Much like the weight of clips that show Fernando Torres, Gervinho and Nicklas Bendtner missing sitters, those few seconds of a directionless, dying-on-his-feet Fellaini came to define him. They will live on whatever comes next, but for a while last season that run was his social media calling card.

Some players rebound from such humiliation (see Gervinho). Others repeat the same mistake (see Torres). The internet couldn't care less what happens, as long as we're laughing. For every Erik Lamela rabona, there's a David Dunn attempt that ends with him falling over his legs.

Everything in football is death or glory these days. Gifted players are gods or gone missing, and nothing between. It's the price of real talent and it's paid by likes of Jack Wilshere, Wayne Rooney and Eden Hazard every week in the Premier League.

Fall and rise. Repeat. Each cycle as predictable as the last, yet still we indulge it.

We can all agree Fellaini's season horribilis under Moyes was particularly bad however. Club legend Bryan Robson has reasoned he struggled to adjust to the "expectations" of United, both in terms of the stature of the club and the attacking football the fans pay to see.

Firstly, it's Manchester United. Secondly, it's called "the Theatre of Dreams". Who did he think he was signing for?

Whatever happened to Fellaini last season was in part due to injuries, in part due to the general malaise under Moyes, and in part down to the adjustment of changing clubs. And while it fits the agenda to say he was dreadful all season, Fellaini only made 16 Premier League appearances, with four as a sub.

But his timing was awful. A Moyes signing, who'd played for Moyes before, playing badly in a really bad Moyes team. Hardy the way to win over a new set of Moyes-hating fans, was it? 

There was no grace period. Fellaini was also without the kind of support in midfield that he benefitted from against Chelsea. Under Moyes, there was no Daley Blind to sweep up behind him, and the attacking thrust to the flanks was not what it is with Angel Di Maria on the pitch.

In the Van Gaal set-up, Fellaini is predominantly a spoiler who does damage when he's left unguarded. The fact he stifled Cesc Fabregas, arguably the Premier League's most effective midfield creator, surely means he'll start at Manchester City at the weekend and be given an identical role.

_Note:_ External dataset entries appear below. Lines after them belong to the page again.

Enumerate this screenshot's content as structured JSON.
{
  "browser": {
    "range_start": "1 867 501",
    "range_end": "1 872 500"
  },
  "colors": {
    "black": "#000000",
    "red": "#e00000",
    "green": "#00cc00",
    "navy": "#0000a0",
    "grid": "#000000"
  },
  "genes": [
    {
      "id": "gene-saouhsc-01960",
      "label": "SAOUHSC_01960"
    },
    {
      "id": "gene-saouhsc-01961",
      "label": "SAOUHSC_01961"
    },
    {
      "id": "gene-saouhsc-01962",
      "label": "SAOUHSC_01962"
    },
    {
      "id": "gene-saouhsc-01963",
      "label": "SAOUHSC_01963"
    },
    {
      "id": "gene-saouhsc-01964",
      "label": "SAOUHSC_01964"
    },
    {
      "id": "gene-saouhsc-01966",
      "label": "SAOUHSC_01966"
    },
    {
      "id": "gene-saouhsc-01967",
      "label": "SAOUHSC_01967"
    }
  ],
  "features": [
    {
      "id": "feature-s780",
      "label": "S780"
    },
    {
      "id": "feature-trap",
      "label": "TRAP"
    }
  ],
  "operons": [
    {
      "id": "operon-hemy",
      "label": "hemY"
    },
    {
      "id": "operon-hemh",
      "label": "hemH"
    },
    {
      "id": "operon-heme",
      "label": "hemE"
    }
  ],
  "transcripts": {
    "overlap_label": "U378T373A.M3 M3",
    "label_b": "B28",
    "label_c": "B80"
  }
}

Van Gaal knows his midfield shield is vital, especially with the weaknesses of an injury-ravaged defence to protect. And after Fellaini's performance against Chelsea, he's potentially come upon a solution that the club has already paid for - a player who can add some defensive armour to a team with countless weapons in attack.

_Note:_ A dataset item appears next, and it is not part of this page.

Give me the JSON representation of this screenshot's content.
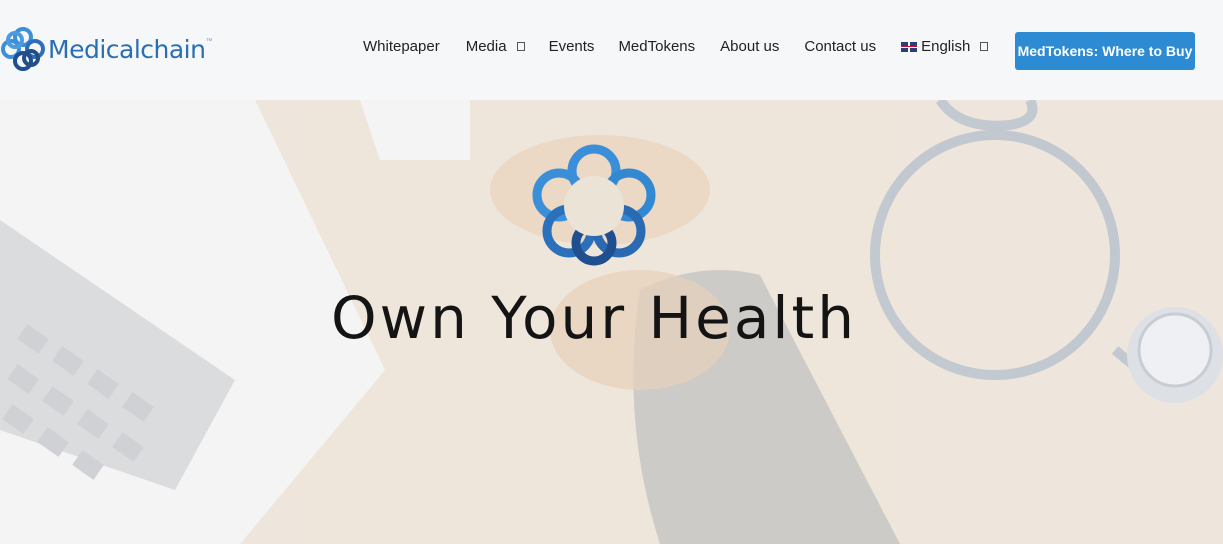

"I'm a coach who is always thinking about creative players but in England you also need physical bodies in your team and Fellaini is one of these," Van Gaal said on Sunday.

Fellaini has thanked Van Gaal publicly for keeping faith in him. The question now is whether his newfound confidence can help him achieve what last season seemed impossible - to become a United regular, thriving in a successful side, and with the fans behind him all the way.

Just as the Vine of that hopeless dribble defined him last season, so could a winner against Manchester City do the same for this. 

"Fellaini has taken his tracksuit off. Fortunately he has a Man Utd strip underneath."

One day that could be a plaque at Old Trafford.

Bet on Sunday's Manchester derby now